Dataset rows describing interfaces »
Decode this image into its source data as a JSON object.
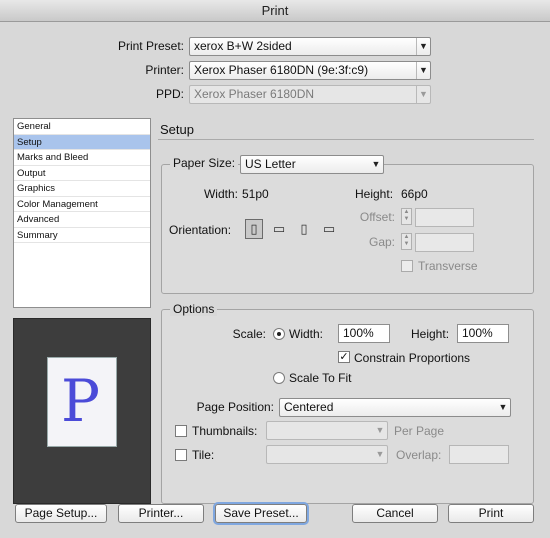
{
  "window": {
    "title": "Print"
  },
  "top": {
    "print_preset_label": "Print Preset:",
    "print_preset_value": "xerox B+W 2sided",
    "printer_label": "Printer:",
    "printer_value": "Xerox Phaser 6180DN (9e:3f:c9)",
    "ppd_label": "PPD:",
    "ppd_value": "Xerox Phaser 6180DN"
  },
  "sidebar": {
    "items": [
      {
        "label": "General"
      },
      {
        "label": "Setup"
      },
      {
        "label": "Marks and Bleed"
      },
      {
        "label": "Output"
      },
      {
        "label": "Graphics"
      },
      {
        "label": "Color Management"
      },
      {
        "label": "Advanced"
      },
      {
        "label": "Summary"
      }
    ],
    "selected": "Setup"
  },
  "preview": {
    "glyph": "P"
  },
  "setup": {
    "title": "Setup",
    "paper_size_label": "Paper Size:",
    "paper_size_value": "US Letter",
    "width_label": "Width:",
    "width_value": "51p0",
    "height_label": "Height:",
    "height_value": "66p0",
    "orientation_label": "Orientation:",
    "orientation_icons": [
      "portrait-icon",
      "landscape-icon",
      "reverse-portrait-icon",
      "reverse-landscape-icon"
    ],
    "offset_label": "Offset:",
    "gap_label": "Gap:",
    "transverse_label": "Transverse"
  },
  "options": {
    "title": "Options",
    "scale_label": "Scale:",
    "width_radio_label": "Width:",
    "width_value": "100%",
    "height_label": "Height:",
    "height_value": "100%",
    "constrain_label": "Constrain Proportions",
    "constrain_checked": true,
    "scale_to_fit_label": "Scale To Fit",
    "page_position_label": "Page Position:",
    "page_position_value": "Centered",
    "thumbnails_label": "Thumbnails:",
    "per_page_label": "Per Page",
    "tile_label": "Tile:",
    "overlap_label": "Overlap:"
  },
  "buttons": {
    "page_setup": "Page Setup...",
    "printer": "Printer...",
    "save_preset": "Save Preset...",
    "cancel": "Cancel",
    "print": "Print"
  }
}
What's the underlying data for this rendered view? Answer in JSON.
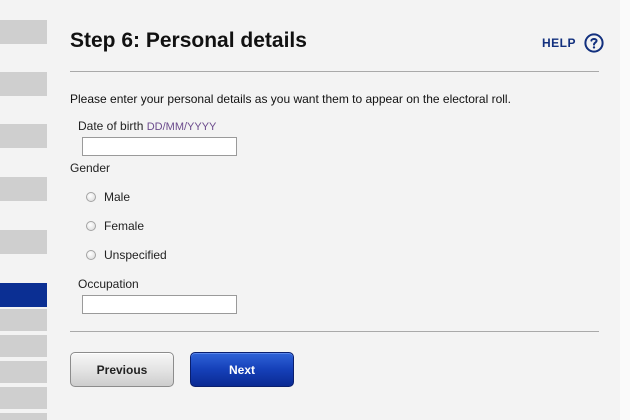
{
  "page": {
    "title": "Step 6: Personal details",
    "help_label": "HELP",
    "intro": "Please enter your personal details as you want them to appear on the electoral roll."
  },
  "sidebar": {
    "active_step_index": 9
  },
  "form": {
    "dob_label": "Date of birth",
    "dob_hint": "DD/MM/YYYY",
    "dob_value": "",
    "gender_label": "Gender",
    "gender_options": [
      "Male",
      "Female",
      "Unspecified"
    ],
    "gender_selected": null,
    "occupation_label": "Occupation",
    "occupation_value": ""
  },
  "buttons": {
    "previous": "Previous",
    "next": "Next"
  },
  "colors": {
    "accent": "#0b2f93",
    "help_text": "#12307e",
    "hint_text": "#6b4a8c"
  },
  "icons": {
    "help": "question-circle-icon"
  }
}
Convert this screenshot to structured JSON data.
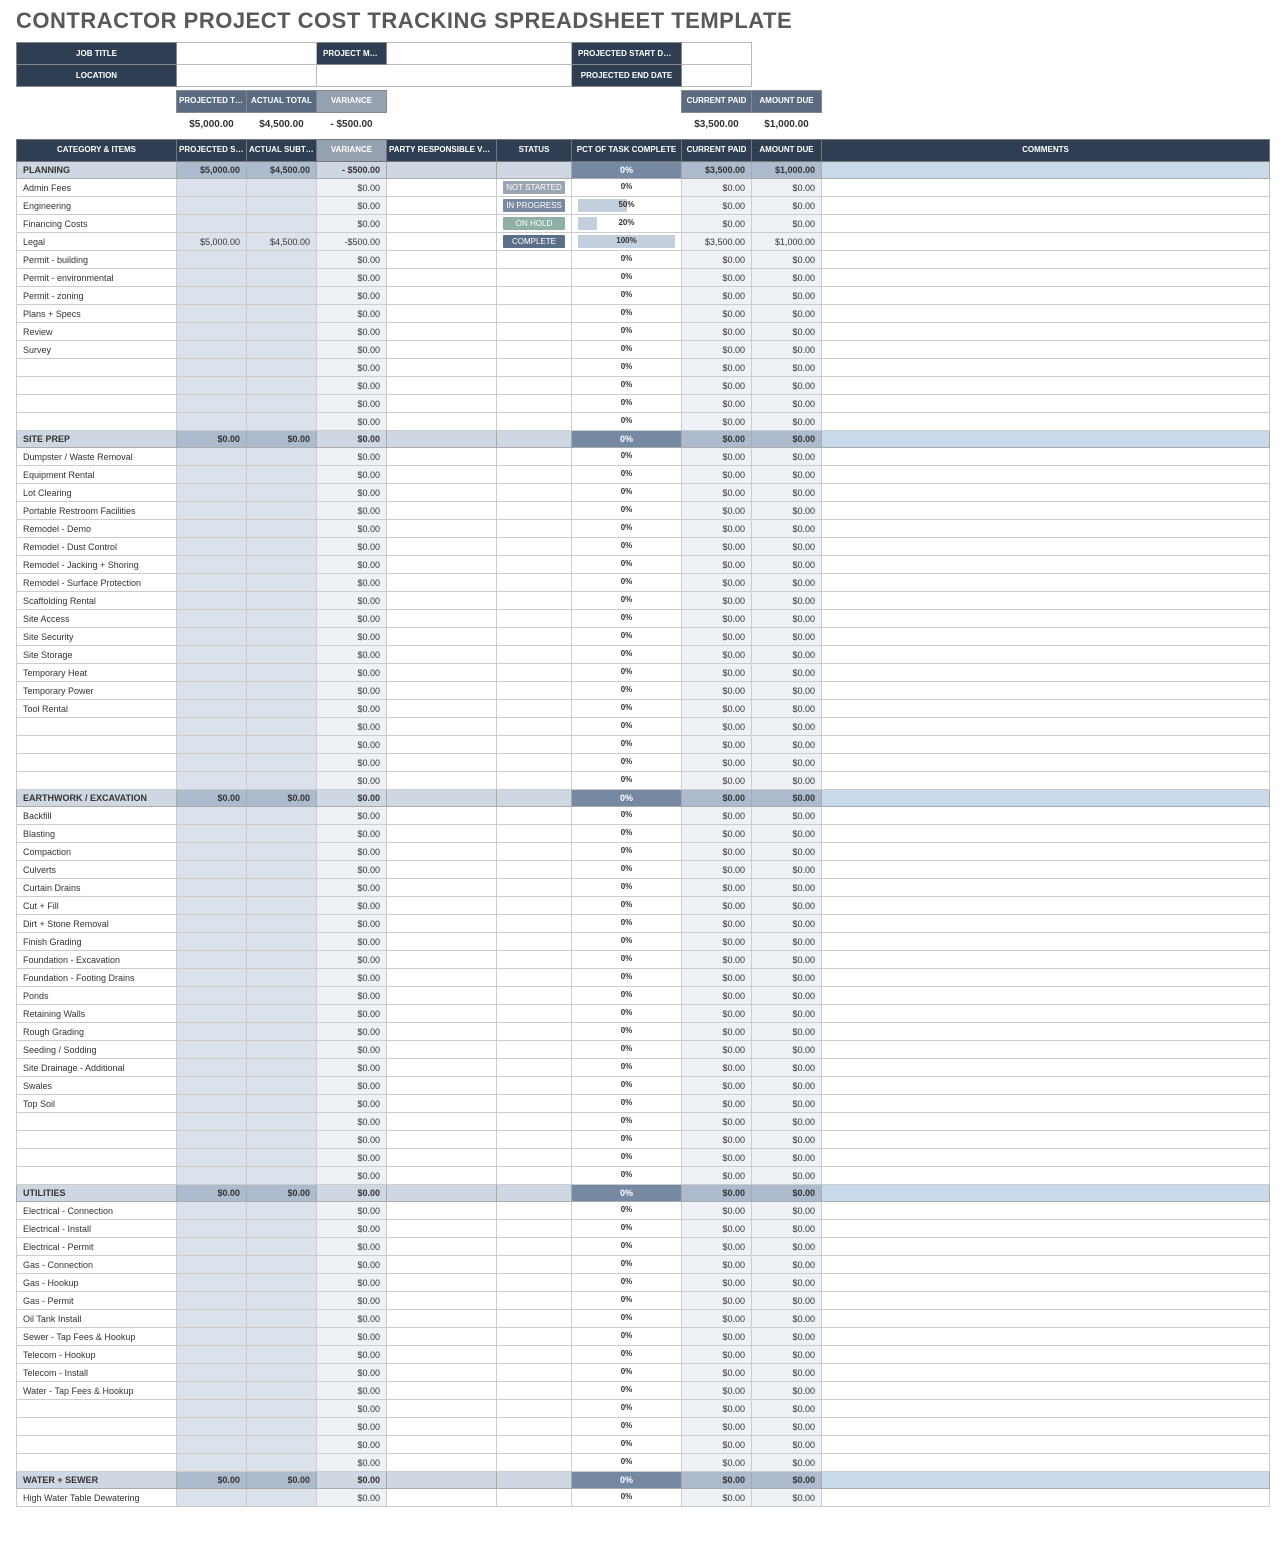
{
  "title": "CONTRACTOR PROJECT COST TRACKING SPREADSHEET TEMPLATE",
  "meta": {
    "job_title_label": "JOB TITLE",
    "location_label": "LOCATION",
    "project_mgr_label": "PROJECT MGR",
    "projected_start_label": "PROJECTED START DATE",
    "projected_end_label": "PROJECTED END DATE"
  },
  "summary_headers": {
    "projected_total": "PROJECTED\nTOTAL",
    "actual_total": "ACTUAL\nTOTAL",
    "variance": "VARIANCE",
    "current_paid": "CURRENT PAID",
    "amount_due": "AMOUNT DUE"
  },
  "summary_values": {
    "projected_total": "$5,000.00",
    "actual_total": "$4,500.00",
    "variance": "- $500.00",
    "current_paid": "$3,500.00",
    "amount_due": "$1,000.00"
  },
  "col_headers": {
    "category": "CATEGORY & ITEMS",
    "projected_subtotal": "PROJECTED\nSUBTOTAL",
    "actual_subtotal": "ACTUAL\nSUBTOTAL",
    "variance": "VARIANCE",
    "party": "PARTY RESPONSIBLE\nVendor, Contractor, etc.",
    "status": "STATUS",
    "pct": "PCT OF TASK COMPLETE",
    "current_paid": "CURRENT PAID",
    "amount_due": "AMOUNT DUE",
    "comments": "COMMENTS"
  },
  "status_labels": {
    "NOT_STARTED": "NOT STARTED",
    "IN_PROGRESS": "IN PROGRESS",
    "ON_HOLD": "ON HOLD",
    "COMPLETE": "COMPLETE"
  },
  "categories": [
    {
      "name": "PLANNING",
      "projected": "$5,000.00",
      "actual": "$4,500.00",
      "variance": "- $500.00",
      "pct": "0%",
      "paid": "$3,500.00",
      "due": "$1,000.00",
      "items": [
        {
          "name": "Admin Fees",
          "variance": "$0.00",
          "status": "NOT_STARTED",
          "pct": "0%",
          "pct_num": 0,
          "paid": "$0.00",
          "due": "$0.00"
        },
        {
          "name": "Engineering",
          "variance": "$0.00",
          "status": "IN_PROGRESS",
          "pct": "50%",
          "pct_num": 50,
          "paid": "$0.00",
          "due": "$0.00"
        },
        {
          "name": "Financing Costs",
          "variance": "$0.00",
          "status": "ON_HOLD",
          "pct": "20%",
          "pct_num": 20,
          "paid": "$0.00",
          "due": "$0.00"
        },
        {
          "name": "Legal",
          "projected": "$5,000.00",
          "actual": "$4,500.00",
          "variance": "-$500.00",
          "status": "COMPLETE",
          "pct": "100%",
          "pct_num": 100,
          "paid": "$3,500.00",
          "due": "$1,000.00"
        },
        {
          "name": "Permit - building",
          "variance": "$0.00",
          "pct": "0%",
          "pct_num": 0,
          "paid": "$0.00",
          "due": "$0.00"
        },
        {
          "name": "Permit - environmental",
          "variance": "$0.00",
          "pct": "0%",
          "pct_num": 0,
          "paid": "$0.00",
          "due": "$0.00"
        },
        {
          "name": "Permit - zoning",
          "variance": "$0.00",
          "pct": "0%",
          "pct_num": 0,
          "paid": "$0.00",
          "due": "$0.00"
        },
        {
          "name": "Plans + Specs",
          "variance": "$0.00",
          "pct": "0%",
          "pct_num": 0,
          "paid": "$0.00",
          "due": "$0.00"
        },
        {
          "name": "Review",
          "variance": "$0.00",
          "pct": "0%",
          "pct_num": 0,
          "paid": "$0.00",
          "due": "$0.00"
        },
        {
          "name": "Survey",
          "variance": "$0.00",
          "pct": "0%",
          "pct_num": 0,
          "paid": "$0.00",
          "due": "$0.00"
        },
        {
          "name": "",
          "variance": "$0.00",
          "pct": "0%",
          "pct_num": 0,
          "paid": "$0.00",
          "due": "$0.00"
        },
        {
          "name": "",
          "variance": "$0.00",
          "pct": "0%",
          "pct_num": 0,
          "paid": "$0.00",
          "due": "$0.00"
        },
        {
          "name": "",
          "variance": "$0.00",
          "pct": "0%",
          "pct_num": 0,
          "paid": "$0.00",
          "due": "$0.00"
        },
        {
          "name": "",
          "variance": "$0.00",
          "pct": "0%",
          "pct_num": 0,
          "paid": "$0.00",
          "due": "$0.00"
        }
      ]
    },
    {
      "name": "SITE PREP",
      "projected": "$0.00",
      "actual": "$0.00",
      "variance": "$0.00",
      "pct": "0%",
      "paid": "$0.00",
      "due": "$0.00",
      "items": [
        {
          "name": "Dumpster / Waste Removal",
          "variance": "$0.00",
          "pct": "0%",
          "pct_num": 0,
          "paid": "$0.00",
          "due": "$0.00"
        },
        {
          "name": "Equipment Rental",
          "variance": "$0.00",
          "pct": "0%",
          "pct_num": 0,
          "paid": "$0.00",
          "due": "$0.00"
        },
        {
          "name": "Lot Clearing",
          "variance": "$0.00",
          "pct": "0%",
          "pct_num": 0,
          "paid": "$0.00",
          "due": "$0.00"
        },
        {
          "name": "Portable Restroom Facilities",
          "variance": "$0.00",
          "pct": "0%",
          "pct_num": 0,
          "paid": "$0.00",
          "due": "$0.00"
        },
        {
          "name": "Remodel - Demo",
          "variance": "$0.00",
          "pct": "0%",
          "pct_num": 0,
          "paid": "$0.00",
          "due": "$0.00"
        },
        {
          "name": "Remodel - Dust Control",
          "variance": "$0.00",
          "pct": "0%",
          "pct_num": 0,
          "paid": "$0.00",
          "due": "$0.00"
        },
        {
          "name": "Remodel - Jacking + Shoring",
          "variance": "$0.00",
          "pct": "0%",
          "pct_num": 0,
          "paid": "$0.00",
          "due": "$0.00"
        },
        {
          "name": "Remodel - Surface Protection",
          "variance": "$0.00",
          "pct": "0%",
          "pct_num": 0,
          "paid": "$0.00",
          "due": "$0.00"
        },
        {
          "name": "Scaffolding Rental",
          "variance": "$0.00",
          "pct": "0%",
          "pct_num": 0,
          "paid": "$0.00",
          "due": "$0.00"
        },
        {
          "name": "Site Access",
          "variance": "$0.00",
          "pct": "0%",
          "pct_num": 0,
          "paid": "$0.00",
          "due": "$0.00"
        },
        {
          "name": "Site Security",
          "variance": "$0.00",
          "pct": "0%",
          "pct_num": 0,
          "paid": "$0.00",
          "due": "$0.00"
        },
        {
          "name": "Site Storage",
          "variance": "$0.00",
          "pct": "0%",
          "pct_num": 0,
          "paid": "$0.00",
          "due": "$0.00"
        },
        {
          "name": "Temporary Heat",
          "variance": "$0.00",
          "pct": "0%",
          "pct_num": 0,
          "paid": "$0.00",
          "due": "$0.00"
        },
        {
          "name": "Temporary Power",
          "variance": "$0.00",
          "pct": "0%",
          "pct_num": 0,
          "paid": "$0.00",
          "due": "$0.00"
        },
        {
          "name": "Tool Rental",
          "variance": "$0.00",
          "pct": "0%",
          "pct_num": 0,
          "paid": "$0.00",
          "due": "$0.00"
        },
        {
          "name": "",
          "variance": "$0.00",
          "pct": "0%",
          "pct_num": 0,
          "paid": "$0.00",
          "due": "$0.00"
        },
        {
          "name": "",
          "variance": "$0.00",
          "pct": "0%",
          "pct_num": 0,
          "paid": "$0.00",
          "due": "$0.00"
        },
        {
          "name": "",
          "variance": "$0.00",
          "pct": "0%",
          "pct_num": 0,
          "paid": "$0.00",
          "due": "$0.00"
        },
        {
          "name": "",
          "variance": "$0.00",
          "pct": "0%",
          "pct_num": 0,
          "paid": "$0.00",
          "due": "$0.00"
        }
      ]
    },
    {
      "name": "EARTHWORK / EXCAVATION",
      "projected": "$0.00",
      "actual": "$0.00",
      "variance": "$0.00",
      "pct": "0%",
      "paid": "$0.00",
      "due": "$0.00",
      "items": [
        {
          "name": "Backfill",
          "variance": "$0.00",
          "pct": "0%",
          "pct_num": 0,
          "paid": "$0.00",
          "due": "$0.00"
        },
        {
          "name": "Blasting",
          "variance": "$0.00",
          "pct": "0%",
          "pct_num": 0,
          "paid": "$0.00",
          "due": "$0.00"
        },
        {
          "name": "Compaction",
          "variance": "$0.00",
          "pct": "0%",
          "pct_num": 0,
          "paid": "$0.00",
          "due": "$0.00"
        },
        {
          "name": "Culverts",
          "variance": "$0.00",
          "pct": "0%",
          "pct_num": 0,
          "paid": "$0.00",
          "due": "$0.00"
        },
        {
          "name": "Curtain Drains",
          "variance": "$0.00",
          "pct": "0%",
          "pct_num": 0,
          "paid": "$0.00",
          "due": "$0.00"
        },
        {
          "name": "Cut + Fill",
          "variance": "$0.00",
          "pct": "0%",
          "pct_num": 0,
          "paid": "$0.00",
          "due": "$0.00"
        },
        {
          "name": "Dirt + Stone Removal",
          "variance": "$0.00",
          "pct": "0%",
          "pct_num": 0,
          "paid": "$0.00",
          "due": "$0.00"
        },
        {
          "name": "Finish Grading",
          "variance": "$0.00",
          "pct": "0%",
          "pct_num": 0,
          "paid": "$0.00",
          "due": "$0.00"
        },
        {
          "name": "Foundation - Excavation",
          "variance": "$0.00",
          "pct": "0%",
          "pct_num": 0,
          "paid": "$0.00",
          "due": "$0.00"
        },
        {
          "name": "Foundation - Footing Drains",
          "variance": "$0.00",
          "pct": "0%",
          "pct_num": 0,
          "paid": "$0.00",
          "due": "$0.00"
        },
        {
          "name": "Ponds",
          "variance": "$0.00",
          "pct": "0%",
          "pct_num": 0,
          "paid": "$0.00",
          "due": "$0.00"
        },
        {
          "name": "Retaining Walls",
          "variance": "$0.00",
          "pct": "0%",
          "pct_num": 0,
          "paid": "$0.00",
          "due": "$0.00"
        },
        {
          "name": "Rough Grading",
          "variance": "$0.00",
          "pct": "0%",
          "pct_num": 0,
          "paid": "$0.00",
          "due": "$0.00"
        },
        {
          "name": "Seeding / Sodding",
          "variance": "$0.00",
          "pct": "0%",
          "pct_num": 0,
          "paid": "$0.00",
          "due": "$0.00"
        },
        {
          "name": "Site Drainage - Additional",
          "variance": "$0.00",
          "pct": "0%",
          "pct_num": 0,
          "paid": "$0.00",
          "due": "$0.00"
        },
        {
          "name": "Swales",
          "variance": "$0.00",
          "pct": "0%",
          "pct_num": 0,
          "paid": "$0.00",
          "due": "$0.00"
        },
        {
          "name": "Top Soil",
          "variance": "$0.00",
          "pct": "0%",
          "pct_num": 0,
          "paid": "$0.00",
          "due": "$0.00"
        },
        {
          "name": "",
          "variance": "$0.00",
          "pct": "0%",
          "pct_num": 0,
          "paid": "$0.00",
          "due": "$0.00"
        },
        {
          "name": "",
          "variance": "$0.00",
          "pct": "0%",
          "pct_num": 0,
          "paid": "$0.00",
          "due": "$0.00"
        },
        {
          "name": "",
          "variance": "$0.00",
          "pct": "0%",
          "pct_num": 0,
          "paid": "$0.00",
          "due": "$0.00"
        },
        {
          "name": "",
          "variance": "$0.00",
          "pct": "0%",
          "pct_num": 0,
          "paid": "$0.00",
          "due": "$0.00"
        }
      ]
    },
    {
      "name": "UTILITIES",
      "projected": "$0.00",
      "actual": "$0.00",
      "variance": "$0.00",
      "pct": "0%",
      "paid": "$0.00",
      "due": "$0.00",
      "items": [
        {
          "name": "Electrical - Connection",
          "variance": "$0.00",
          "pct": "0%",
          "pct_num": 0,
          "paid": "$0.00",
          "due": "$0.00"
        },
        {
          "name": "Electrical - Install",
          "variance": "$0.00",
          "pct": "0%",
          "pct_num": 0,
          "paid": "$0.00",
          "due": "$0.00"
        },
        {
          "name": "Electrical - Permit",
          "variance": "$0.00",
          "pct": "0%",
          "pct_num": 0,
          "paid": "$0.00",
          "due": "$0.00"
        },
        {
          "name": "Gas - Connection",
          "variance": "$0.00",
          "pct": "0%",
          "pct_num": 0,
          "paid": "$0.00",
          "due": "$0.00"
        },
        {
          "name": "Gas - Hookup",
          "variance": "$0.00",
          "pct": "0%",
          "pct_num": 0,
          "paid": "$0.00",
          "due": "$0.00"
        },
        {
          "name": "Gas - Permit",
          "variance": "$0.00",
          "pct": "0%",
          "pct_num": 0,
          "paid": "$0.00",
          "due": "$0.00"
        },
        {
          "name": "Oil Tank Install",
          "variance": "$0.00",
          "pct": "0%",
          "pct_num": 0,
          "paid": "$0.00",
          "due": "$0.00"
        },
        {
          "name": "Sewer - Tap Fees & Hookup",
          "variance": "$0.00",
          "pct": "0%",
          "pct_num": 0,
          "paid": "$0.00",
          "due": "$0.00"
        },
        {
          "name": "Telecom - Hookup",
          "variance": "$0.00",
          "pct": "0%",
          "pct_num": 0,
          "paid": "$0.00",
          "due": "$0.00"
        },
        {
          "name": "Telecom - Install",
          "variance": "$0.00",
          "pct": "0%",
          "pct_num": 0,
          "paid": "$0.00",
          "due": "$0.00"
        },
        {
          "name": "Water - Tap Fees & Hookup",
          "variance": "$0.00",
          "pct": "0%",
          "pct_num": 0,
          "paid": "$0.00",
          "due": "$0.00"
        },
        {
          "name": "",
          "variance": "$0.00",
          "pct": "0%",
          "pct_num": 0,
          "paid": "$0.00",
          "due": "$0.00"
        },
        {
          "name": "",
          "variance": "$0.00",
          "pct": "0%",
          "pct_num": 0,
          "paid": "$0.00",
          "due": "$0.00"
        },
        {
          "name": "",
          "variance": "$0.00",
          "pct": "0%",
          "pct_num": 0,
          "paid": "$0.00",
          "due": "$0.00"
        },
        {
          "name": "",
          "variance": "$0.00",
          "pct": "0%",
          "pct_num": 0,
          "paid": "$0.00",
          "due": "$0.00"
        }
      ]
    },
    {
      "name": "WATER + SEWER",
      "projected": "$0.00",
      "actual": "$0.00",
      "variance": "$0.00",
      "pct": "0%",
      "paid": "$0.00",
      "due": "$0.00",
      "items": [
        {
          "name": "High Water Table Dewatering",
          "variance": "$0.00",
          "pct": "0%",
          "pct_num": 0,
          "paid": "$0.00",
          "due": "$0.00"
        }
      ]
    }
  ]
}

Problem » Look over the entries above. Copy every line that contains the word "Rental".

Expected answer »
          "name": "Equipment Rental",
          "name": "Scaffolding Rental",
          "name": "Tool Rental",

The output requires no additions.